** DATASET EXTRACT follows **

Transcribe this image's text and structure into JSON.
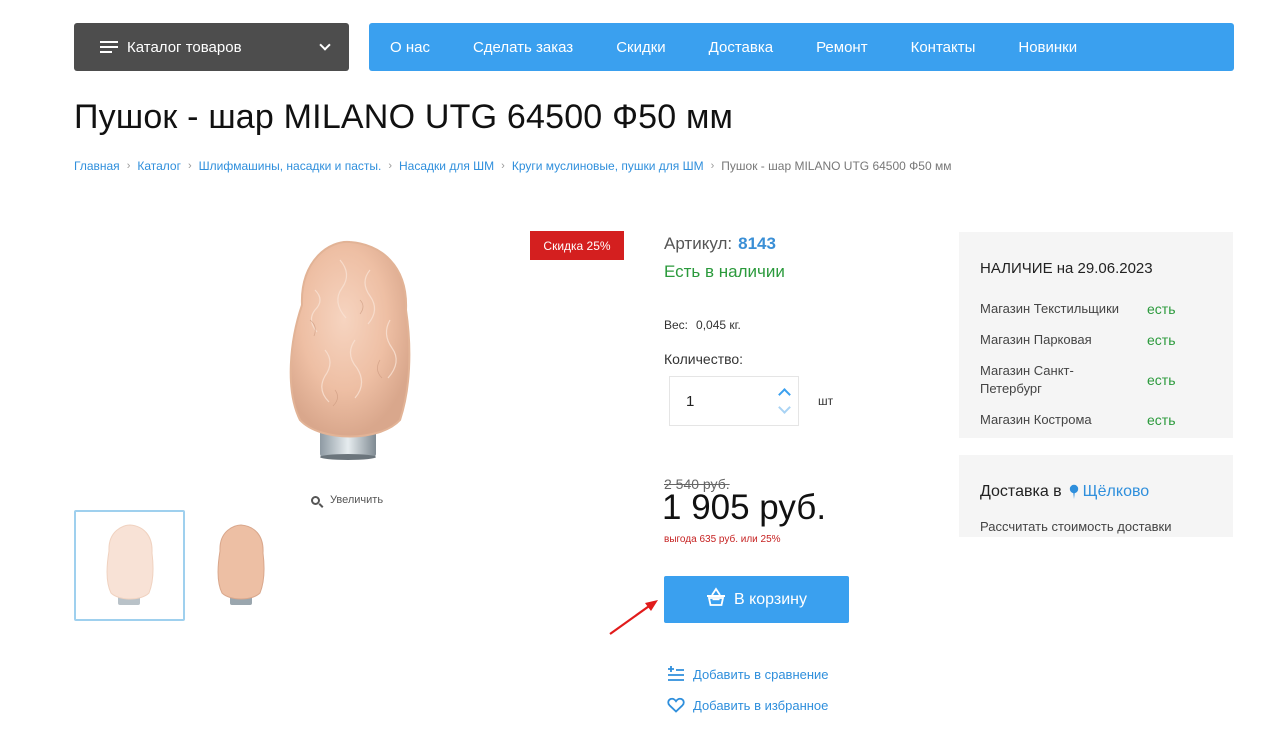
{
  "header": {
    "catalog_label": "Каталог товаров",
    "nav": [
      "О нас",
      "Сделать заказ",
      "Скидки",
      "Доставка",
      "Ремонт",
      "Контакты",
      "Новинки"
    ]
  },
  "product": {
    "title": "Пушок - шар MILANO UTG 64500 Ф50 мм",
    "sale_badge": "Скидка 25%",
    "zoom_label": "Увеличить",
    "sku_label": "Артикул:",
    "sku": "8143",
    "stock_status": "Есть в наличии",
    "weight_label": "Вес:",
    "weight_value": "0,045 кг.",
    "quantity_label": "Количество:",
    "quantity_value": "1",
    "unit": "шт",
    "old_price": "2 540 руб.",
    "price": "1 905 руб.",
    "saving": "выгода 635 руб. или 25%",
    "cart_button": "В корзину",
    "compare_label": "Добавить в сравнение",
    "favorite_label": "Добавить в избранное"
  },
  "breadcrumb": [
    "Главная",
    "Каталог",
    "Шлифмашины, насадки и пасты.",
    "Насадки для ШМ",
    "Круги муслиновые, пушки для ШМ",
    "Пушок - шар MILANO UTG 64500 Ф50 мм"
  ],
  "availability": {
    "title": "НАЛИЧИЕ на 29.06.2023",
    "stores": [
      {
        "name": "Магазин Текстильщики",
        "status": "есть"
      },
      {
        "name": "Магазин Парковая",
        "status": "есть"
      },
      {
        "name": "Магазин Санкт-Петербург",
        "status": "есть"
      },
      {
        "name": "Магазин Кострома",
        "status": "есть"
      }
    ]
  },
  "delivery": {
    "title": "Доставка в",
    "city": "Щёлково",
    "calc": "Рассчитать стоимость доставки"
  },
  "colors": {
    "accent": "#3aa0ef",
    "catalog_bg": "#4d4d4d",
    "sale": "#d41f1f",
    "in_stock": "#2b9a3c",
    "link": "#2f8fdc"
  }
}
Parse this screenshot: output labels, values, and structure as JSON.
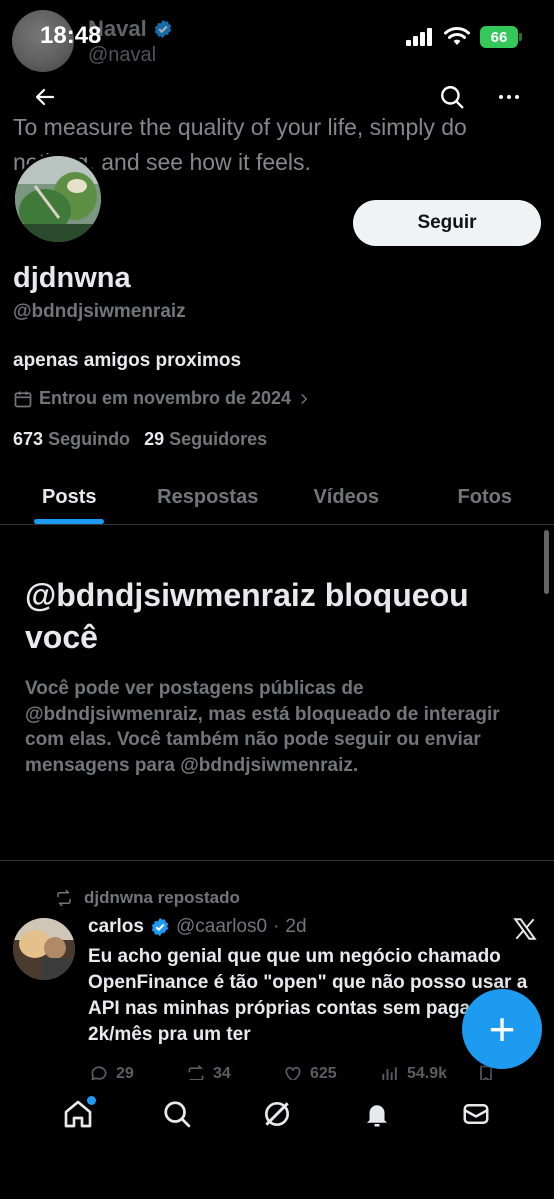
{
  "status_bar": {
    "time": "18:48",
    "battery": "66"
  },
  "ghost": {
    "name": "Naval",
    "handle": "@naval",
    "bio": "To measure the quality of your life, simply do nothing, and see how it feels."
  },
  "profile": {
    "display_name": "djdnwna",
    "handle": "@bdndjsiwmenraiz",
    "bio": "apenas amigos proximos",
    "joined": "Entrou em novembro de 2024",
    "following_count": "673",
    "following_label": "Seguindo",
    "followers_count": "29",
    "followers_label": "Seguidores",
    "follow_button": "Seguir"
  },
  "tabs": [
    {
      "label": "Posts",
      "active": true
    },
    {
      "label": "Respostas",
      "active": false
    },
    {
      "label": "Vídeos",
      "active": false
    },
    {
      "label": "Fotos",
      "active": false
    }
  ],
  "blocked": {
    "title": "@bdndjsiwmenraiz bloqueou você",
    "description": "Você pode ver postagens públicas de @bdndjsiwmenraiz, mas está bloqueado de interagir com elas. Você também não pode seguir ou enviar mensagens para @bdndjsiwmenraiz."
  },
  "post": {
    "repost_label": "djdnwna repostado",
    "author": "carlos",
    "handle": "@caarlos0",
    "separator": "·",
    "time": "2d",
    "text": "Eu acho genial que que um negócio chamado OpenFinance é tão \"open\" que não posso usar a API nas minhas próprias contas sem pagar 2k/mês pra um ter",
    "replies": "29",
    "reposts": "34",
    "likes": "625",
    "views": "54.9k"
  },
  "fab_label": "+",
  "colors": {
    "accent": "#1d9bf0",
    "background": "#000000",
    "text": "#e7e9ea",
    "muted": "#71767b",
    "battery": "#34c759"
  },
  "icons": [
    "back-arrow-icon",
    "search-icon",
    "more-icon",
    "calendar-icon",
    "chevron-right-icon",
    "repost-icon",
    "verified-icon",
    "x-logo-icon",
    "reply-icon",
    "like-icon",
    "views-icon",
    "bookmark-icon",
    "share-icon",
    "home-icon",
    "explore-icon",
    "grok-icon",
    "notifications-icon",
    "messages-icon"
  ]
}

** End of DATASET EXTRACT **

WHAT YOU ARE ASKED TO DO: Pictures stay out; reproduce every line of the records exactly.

RESULT OF THE EXERCISE:
Transcribe this image's text and structure into JSON.
{
  "header": {
    "catalog_label": "Каталог товаров",
    "nav": [
      "О нас",
      "Сделать заказ",
      "Скидки",
      "Доставка",
      "Ремонт",
      "Контакты",
      "Новинки"
    ]
  },
  "product": {
    "title": "Пушок - шар MILANO UTG 64500 Ф50 мм",
    "sale_badge": "Скидка 25%",
    "zoom_label": "Увеличить",
    "sku_label": "Артикул:",
    "sku": "8143",
    "stock_status": "Есть в наличии",
    "weight_label": "Вес:",
    "weight_value": "0,045 кг.",
    "quantity_label": "Количество:",
    "quantity_value": "1",
    "unit": "шт",
    "old_price": "2 540 руб.",
    "price": "1 905 руб.",
    "saving": "выгода 635 руб. или 25%",
    "cart_button": "В корзину",
    "compare_label": "Добавить в сравнение",
    "favorite_label": "Добавить в избранное"
  },
  "breadcrumb": [
    "Главная",
    "Каталог",
    "Шлифмашины, насадки и пасты.",
    "Насадки для ШМ",
    "Круги муслиновые, пушки для ШМ",
    "Пушок - шар MILANO UTG 64500 Ф50 мм"
  ],
  "availability": {
    "title": "НАЛИЧИЕ на 29.06.2023",
    "stores": [
      {
        "name": "Магазин Текстильщики",
        "status": "есть"
      },
      {
        "name": "Магазин Парковая",
        "status": "есть"
      },
      {
        "name": "Магазин Санкт-Петербург",
        "status": "есть"
      },
      {
        "name": "Магазин Кострома",
        "status": "есть"
      }
    ]
  },
  "delivery": {
    "title": "Доставка в",
    "city": "Щёлково",
    "calc": "Рассчитать стоимость доставки"
  },
  "colors": {
    "accent": "#3aa0ef",
    "catalog_bg": "#4d4d4d",
    "sale": "#d41f1f",
    "in_stock": "#2b9a3c",
    "link": "#2f8fdc"
  }
}
Parse this screenshot: output labels, values, and structure as JSON.
{
  "status_bar": {
    "time": "18:48",
    "battery": "66"
  },
  "ghost": {
    "name": "Naval",
    "handle": "@naval",
    "bio": "To measure the quality of your life, simply do nothing, and see how it feels."
  },
  "profile": {
    "display_name": "djdnwna",
    "handle": "@bdndjsiwmenraiz",
    "bio": "apenas amigos proximos",
    "joined": "Entrou em novembro de 2024",
    "following_count": "673",
    "following_label": "Seguindo",
    "followers_count": "29",
    "followers_label": "Seguidores",
    "follow_button": "Seguir"
  },
  "tabs": [
    {
      "label": "Posts",
      "active": true
    },
    {
      "label": "Respostas",
      "active": false
    },
    {
      "label": "Vídeos",
      "active": false
    },
    {
      "label": "Fotos",
      "active": false
    }
  ],
  "blocked": {
    "title": "@bdndjsiwmenraiz bloqueou você",
    "description": "Você pode ver postagens públicas de @bdndjsiwmenraiz, mas está bloqueado de interagir com elas. Você também não pode seguir ou enviar mensagens para @bdndjsiwmenraiz."
  },
  "post": {
    "repost_label": "djdnwna repostado",
    "author": "carlos",
    "handle": "@caarlos0",
    "separator": "·",
    "time": "2d",
    "text": "Eu acho genial que que um negócio chamado OpenFinance é tão \"open\" que não posso usar a API nas minhas próprias contas sem pagar 2k/mês pra um ter",
    "replies": "29",
    "reposts": "34",
    "likes": "625",
    "views": "54.9k"
  },
  "fab_label": "+",
  "colors": {
    "accent": "#1d9bf0",
    "background": "#000000",
    "text": "#e7e9ea",
    "muted": "#71767b",
    "battery": "#34c759"
  },
  "icons": [
    "back-arrow-icon",
    "search-icon",
    "more-icon",
    "calendar-icon",
    "chevron-right-icon",
    "repost-icon",
    "verified-icon",
    "x-logo-icon",
    "reply-icon",
    "like-icon",
    "views-icon",
    "bookmark-icon",
    "share-icon",
    "home-icon",
    "explore-icon",
    "grok-icon",
    "notifications-icon",
    "messages-icon"
  ]
}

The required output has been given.